In the past, before technology invaded every aspect of our lives, you sometimes you got a lot of “personality” at the check-out stand.
“Well how are you today? My sciatica is acting up. Not easy standing here all day. My new daughter-in-law has a desk job. Makes more money in a week than I make in a month. Needs it, though, with all the booze she drinks. Uses black finger nail polish. Probably in a cult. My grandchildren if I ever get any will probably have pointed ears. Nice shirt. JC Penny? Great bargains. Buy all my bras there. Only place with my size. So, did you find everything you needed?”
“No no no!”
“Should I call the store manager for you? What it is you need?”
“The image of your bras to go away?”
“Funny. You should write humor.”
“Right. So, cash or check?”
Or how about when the gas station attendant used to come dashing out to put in gas, check your oil, wash your windshield and check your tire pressure.
“Nice ride. Fifty-Seven? Kid who works for me is restoring an Edsel. Butt ugliest car ever made you ask me. Course he’s about as bright as the tail lamp on a ’64 Volkswagen Beetle if you get my meaning. So, whataya need today?”
“Two dollars regular, please.”
“Wow, one step closer to retirement in Tahiti.”
Now automation is here and the programmers knowing what we were used to tried to program in “personality,” but it’s not quite the same. Like at the pump-your-own gas station. “Insert card now. Remove quickly. Too fast. Reenter card now. Too slow. Reenter card. Is this a debit card? Put in number but shield yourself from criminals. This is not the greatest neighborhood. Of course, you don’t look like you have much money anyway. Haha.”
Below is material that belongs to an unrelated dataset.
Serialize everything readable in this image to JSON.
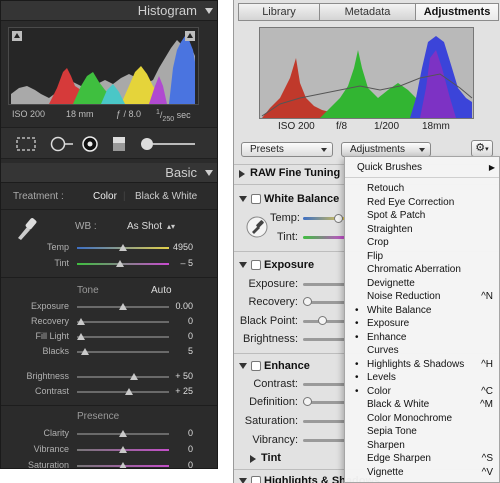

As an added feature, many pumps have monitors that blast you with “personal” ads, while you are pumping. “Special loan rates today at the local branch of Bank of Antarctica. Cool bank, check them out. Then maybe you wouldn’t have to put in the cheapest octane. Haha. Thirsty? We offer the mega-gulp sugar-plus-extra-caffeine purple passion slush drink for only two bucks. Goes great with pork rinds. You look like a pork rinds kinda guy. Haha. Replace nozzle when done.”
We have also been blessed with the self-checkout stand. “Please insert your card. Cannot read. Is there anyone with you that can help? A wife maybe? Scan any coupons now. Cannot read. Wife? Do you have our aisle-by-aisle location app? If not, your wife can download it at seeourspecials.com. If you need help call our helpful hotline at one eight-hundred easy. Don’t call one nine-hundred easy or you will get a porn service. Haha. Please hit total.”
So, it was kind of refreshing to go to a “throw-back-day” at a winery in the Valley.
“Wow, it’s loud in here.”
The young lady blew a strand of hair out of her face. “Three weddings, today. Not exactly your nuance crowd. Wanted to know if we used local trees for our oak barrels.”
I handed her our “taste-free-wine-anytime” club card. She grabbed a yellow pad and pen. “Internet is down. Busiest day in weeks.”
I thought of all the times in life I used a fake ID and was escorted out of an establishment. I was going to make up a name for old time’s sake, but Pat signed us in. Someone ordered three bottles of wine. The server took out an old credit card slip and started writing stuff down. “You don’t even have the little machine?”
“Nope.” She took out her phone and used the calculator to add things up. “We’re going to have to enter all of this by hand once the Internet comes back. Probably be here ‘til midnight. Rosé to start?”
A group of fifteen stumbled out of a wine tour bus and headed our way. They were all holding cell phones and speaking a foreign language. She did a neck roll and started lining up glasses. “Great. The selfie crowd is here.”
“Wow! This is like the olden days! I don’t suppose you have time to complain about your brother-in-law or ask where I bought these cheap cargo shorts or anything?”
She poured us some wine. “That does not compute,” she said.